[DATA FOR ANALYSIS]:
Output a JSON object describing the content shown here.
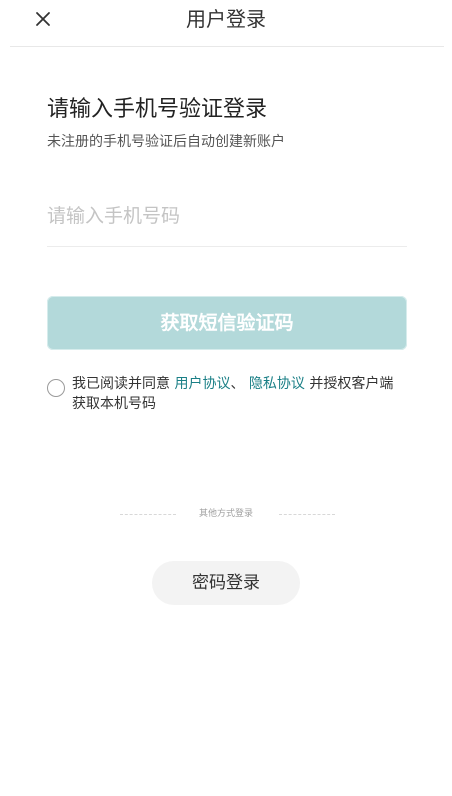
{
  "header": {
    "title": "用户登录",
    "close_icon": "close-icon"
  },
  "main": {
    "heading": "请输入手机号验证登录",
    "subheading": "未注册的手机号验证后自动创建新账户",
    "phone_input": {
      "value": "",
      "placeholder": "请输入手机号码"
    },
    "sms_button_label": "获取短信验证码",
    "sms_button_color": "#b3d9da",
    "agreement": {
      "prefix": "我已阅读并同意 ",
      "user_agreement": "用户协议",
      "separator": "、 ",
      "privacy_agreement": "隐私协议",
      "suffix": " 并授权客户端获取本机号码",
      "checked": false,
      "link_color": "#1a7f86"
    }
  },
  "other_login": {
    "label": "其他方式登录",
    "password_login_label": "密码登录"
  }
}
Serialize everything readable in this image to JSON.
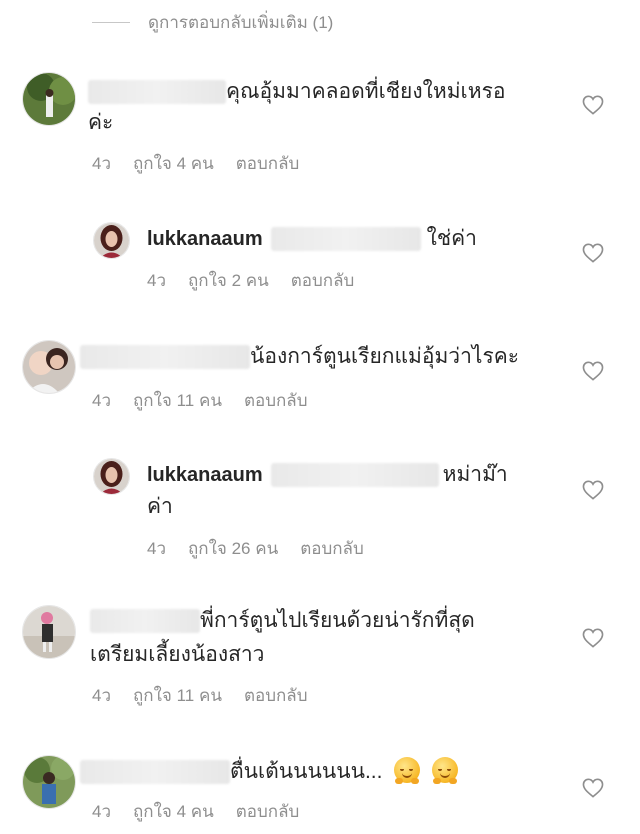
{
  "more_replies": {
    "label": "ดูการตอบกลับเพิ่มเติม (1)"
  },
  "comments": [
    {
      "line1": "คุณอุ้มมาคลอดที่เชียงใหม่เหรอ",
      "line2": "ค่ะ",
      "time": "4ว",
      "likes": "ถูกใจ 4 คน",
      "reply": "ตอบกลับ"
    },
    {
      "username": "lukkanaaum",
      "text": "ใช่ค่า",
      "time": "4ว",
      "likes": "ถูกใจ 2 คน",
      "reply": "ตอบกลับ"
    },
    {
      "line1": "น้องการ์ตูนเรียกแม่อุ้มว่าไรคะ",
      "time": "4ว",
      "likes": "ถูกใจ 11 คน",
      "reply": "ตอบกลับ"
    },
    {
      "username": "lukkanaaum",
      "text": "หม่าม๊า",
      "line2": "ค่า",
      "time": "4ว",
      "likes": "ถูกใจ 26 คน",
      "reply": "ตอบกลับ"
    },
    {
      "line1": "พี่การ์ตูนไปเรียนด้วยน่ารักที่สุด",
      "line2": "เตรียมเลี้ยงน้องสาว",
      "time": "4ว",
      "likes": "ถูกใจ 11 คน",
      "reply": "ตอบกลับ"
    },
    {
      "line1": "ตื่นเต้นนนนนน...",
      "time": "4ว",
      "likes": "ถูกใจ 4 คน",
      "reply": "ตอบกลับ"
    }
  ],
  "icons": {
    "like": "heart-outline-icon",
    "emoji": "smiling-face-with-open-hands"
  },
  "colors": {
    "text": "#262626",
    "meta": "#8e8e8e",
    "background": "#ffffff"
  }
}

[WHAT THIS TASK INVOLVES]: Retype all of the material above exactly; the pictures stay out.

[EXPECTED OUTPUT]:
Output a JSON object describing the content shown here.
{
  "header": {
    "title": "用户登录",
    "close_icon": "close-icon"
  },
  "main": {
    "heading": "请输入手机号验证登录",
    "subheading": "未注册的手机号验证后自动创建新账户",
    "phone_input": {
      "value": "",
      "placeholder": "请输入手机号码"
    },
    "sms_button_label": "获取短信验证码",
    "sms_button_color": "#b3d9da",
    "agreement": {
      "prefix": "我已阅读并同意 ",
      "user_agreement": "用户协议",
      "separator": "、 ",
      "privacy_agreement": "隐私协议",
      "suffix": " 并授权客户端获取本机号码",
      "checked": false,
      "link_color": "#1a7f86"
    }
  },
  "other_login": {
    "label": "其他方式登录",
    "password_login_label": "密码登录"
  }
}
Serialize everything readable in this image to JSON.
{
  "more_replies": {
    "label": "ดูการตอบกลับเพิ่มเติม (1)"
  },
  "comments": [
    {
      "line1": "คุณอุ้มมาคลอดที่เชียงใหม่เหรอ",
      "line2": "ค่ะ",
      "time": "4ว",
      "likes": "ถูกใจ 4 คน",
      "reply": "ตอบกลับ"
    },
    {
      "username": "lukkanaaum",
      "text": "ใช่ค่า",
      "time": "4ว",
      "likes": "ถูกใจ 2 คน",
      "reply": "ตอบกลับ"
    },
    {
      "line1": "น้องการ์ตูนเรียกแม่อุ้มว่าไรคะ",
      "time": "4ว",
      "likes": "ถูกใจ 11 คน",
      "reply": "ตอบกลับ"
    },
    {
      "username": "lukkanaaum",
      "text": "หม่าม๊า",
      "line2": "ค่า",
      "time": "4ว",
      "likes": "ถูกใจ 26 คน",
      "reply": "ตอบกลับ"
    },
    {
      "line1": "พี่การ์ตูนไปเรียนด้วยน่ารักที่สุด",
      "line2": "เตรียมเลี้ยงน้องสาว",
      "time": "4ว",
      "likes": "ถูกใจ 11 คน",
      "reply": "ตอบกลับ"
    },
    {
      "line1": "ตื่นเต้นนนนนน...",
      "time": "4ว",
      "likes": "ถูกใจ 4 คน",
      "reply": "ตอบกลับ"
    }
  ],
  "icons": {
    "like": "heart-outline-icon",
    "emoji": "smiling-face-with-open-hands"
  },
  "colors": {
    "text": "#262626",
    "meta": "#8e8e8e",
    "background": "#ffffff"
  }
}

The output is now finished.